Pietà

1938
Kollwitz’s emotional subjects and technical skill made her work popular, yet the sombre expression of human suffering also generated controversy. After marrying a physician and settling in a working-class neighbourhood, she expressed her socialist ideas and compassion for her husband’s patients – the urban poor – in recurrent representations of tragedy and anguish. The subject here, while religious, is consistent with her interest in the theme of motherhood, and may be related to the loss of her own son in the First World War.

– 1963/06
Private collection [1]

1963/10 –
National Gallery of Canada, purchased from a private collection through Jerrold Morris International Gallery, Toronto[2]

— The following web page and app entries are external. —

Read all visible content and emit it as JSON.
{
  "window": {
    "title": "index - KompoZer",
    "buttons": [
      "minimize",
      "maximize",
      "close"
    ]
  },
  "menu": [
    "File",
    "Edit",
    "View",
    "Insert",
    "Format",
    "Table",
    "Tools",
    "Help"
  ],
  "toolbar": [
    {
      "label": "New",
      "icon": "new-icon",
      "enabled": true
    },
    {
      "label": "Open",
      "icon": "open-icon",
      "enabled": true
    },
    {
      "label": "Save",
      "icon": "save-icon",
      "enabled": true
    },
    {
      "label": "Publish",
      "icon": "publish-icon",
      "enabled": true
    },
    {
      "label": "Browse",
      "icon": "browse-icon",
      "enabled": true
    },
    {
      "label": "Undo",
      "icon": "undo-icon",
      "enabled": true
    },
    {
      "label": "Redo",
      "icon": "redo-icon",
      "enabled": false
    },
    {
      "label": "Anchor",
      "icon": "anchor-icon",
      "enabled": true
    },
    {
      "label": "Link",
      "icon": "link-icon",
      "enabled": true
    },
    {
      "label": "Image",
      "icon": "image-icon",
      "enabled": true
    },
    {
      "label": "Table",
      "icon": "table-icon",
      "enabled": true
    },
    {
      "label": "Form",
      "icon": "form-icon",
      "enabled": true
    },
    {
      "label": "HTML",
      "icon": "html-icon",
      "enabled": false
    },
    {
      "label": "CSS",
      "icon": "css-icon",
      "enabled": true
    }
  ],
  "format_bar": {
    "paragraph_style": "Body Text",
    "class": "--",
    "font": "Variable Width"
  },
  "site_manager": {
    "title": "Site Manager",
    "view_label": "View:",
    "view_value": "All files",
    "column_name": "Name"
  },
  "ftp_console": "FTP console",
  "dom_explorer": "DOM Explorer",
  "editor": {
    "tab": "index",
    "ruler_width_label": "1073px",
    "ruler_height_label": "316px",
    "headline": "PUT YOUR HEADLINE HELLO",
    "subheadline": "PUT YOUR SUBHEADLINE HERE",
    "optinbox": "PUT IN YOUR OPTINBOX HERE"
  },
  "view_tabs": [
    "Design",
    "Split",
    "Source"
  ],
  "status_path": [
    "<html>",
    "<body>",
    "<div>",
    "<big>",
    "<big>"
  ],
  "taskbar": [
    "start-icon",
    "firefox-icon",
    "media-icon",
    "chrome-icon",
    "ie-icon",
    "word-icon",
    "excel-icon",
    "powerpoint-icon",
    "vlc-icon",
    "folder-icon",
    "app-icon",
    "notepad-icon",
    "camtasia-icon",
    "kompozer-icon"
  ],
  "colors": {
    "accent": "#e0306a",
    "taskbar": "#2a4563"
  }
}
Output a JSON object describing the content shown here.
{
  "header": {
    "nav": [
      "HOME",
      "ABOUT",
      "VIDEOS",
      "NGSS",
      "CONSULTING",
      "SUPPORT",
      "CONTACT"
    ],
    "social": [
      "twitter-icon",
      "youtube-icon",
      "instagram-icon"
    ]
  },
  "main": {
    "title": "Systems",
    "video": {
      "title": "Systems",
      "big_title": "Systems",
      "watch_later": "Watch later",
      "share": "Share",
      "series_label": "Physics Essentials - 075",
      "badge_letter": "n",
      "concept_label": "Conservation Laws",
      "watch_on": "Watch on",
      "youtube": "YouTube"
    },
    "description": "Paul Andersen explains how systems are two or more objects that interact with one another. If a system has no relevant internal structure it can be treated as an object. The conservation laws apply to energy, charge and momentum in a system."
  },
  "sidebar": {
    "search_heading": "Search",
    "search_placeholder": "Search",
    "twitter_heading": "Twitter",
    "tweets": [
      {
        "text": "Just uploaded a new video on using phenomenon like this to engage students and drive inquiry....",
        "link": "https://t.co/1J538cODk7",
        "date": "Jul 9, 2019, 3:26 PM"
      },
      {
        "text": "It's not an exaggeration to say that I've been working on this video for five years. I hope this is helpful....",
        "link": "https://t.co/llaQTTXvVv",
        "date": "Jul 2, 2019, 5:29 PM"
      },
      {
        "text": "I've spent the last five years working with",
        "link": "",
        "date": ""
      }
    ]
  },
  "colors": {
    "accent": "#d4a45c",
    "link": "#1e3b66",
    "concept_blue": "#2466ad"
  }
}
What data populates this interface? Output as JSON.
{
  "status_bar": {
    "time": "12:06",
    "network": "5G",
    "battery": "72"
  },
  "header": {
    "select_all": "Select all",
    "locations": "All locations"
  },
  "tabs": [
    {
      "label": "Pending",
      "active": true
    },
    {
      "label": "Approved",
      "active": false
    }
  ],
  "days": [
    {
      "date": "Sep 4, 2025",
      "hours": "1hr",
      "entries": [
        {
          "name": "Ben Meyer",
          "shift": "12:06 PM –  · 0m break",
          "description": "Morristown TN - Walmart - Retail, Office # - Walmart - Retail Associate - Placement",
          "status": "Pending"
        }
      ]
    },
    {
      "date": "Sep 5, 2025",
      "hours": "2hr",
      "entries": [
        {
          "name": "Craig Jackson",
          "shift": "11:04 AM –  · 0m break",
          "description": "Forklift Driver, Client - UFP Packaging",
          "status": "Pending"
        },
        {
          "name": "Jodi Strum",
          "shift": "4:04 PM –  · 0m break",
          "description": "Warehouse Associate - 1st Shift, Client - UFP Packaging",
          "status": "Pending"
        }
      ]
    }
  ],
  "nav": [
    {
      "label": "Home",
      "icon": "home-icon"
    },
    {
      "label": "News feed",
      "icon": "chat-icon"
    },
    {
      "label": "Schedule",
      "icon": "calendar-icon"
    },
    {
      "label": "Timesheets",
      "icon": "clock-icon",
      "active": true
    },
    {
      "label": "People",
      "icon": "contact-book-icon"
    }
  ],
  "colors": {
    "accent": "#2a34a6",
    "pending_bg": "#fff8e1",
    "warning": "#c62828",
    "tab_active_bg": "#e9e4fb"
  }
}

[1] See note [2].

[2] The NGC purchased the bronze in October 1963 from Toronto art dealer Jerrold Morris, who acted as an agent for an unknown collector [letter from Jerrold Morris to Robert Hubbard, Chief Curator, NGC, dated June 13, 1963, Accession records, NGC curatorial file].

Signed at back on right, near base: Kollwitz

Founder's stamp: H. Noack Berlin

Title
Pietà
Date
1938
Medium
Sculpture
Materials
bronze
Dimensions
36.8 x 28 x 39.1 cm
Nationality
German
Credit line
Purchased 1963
Accession number
15050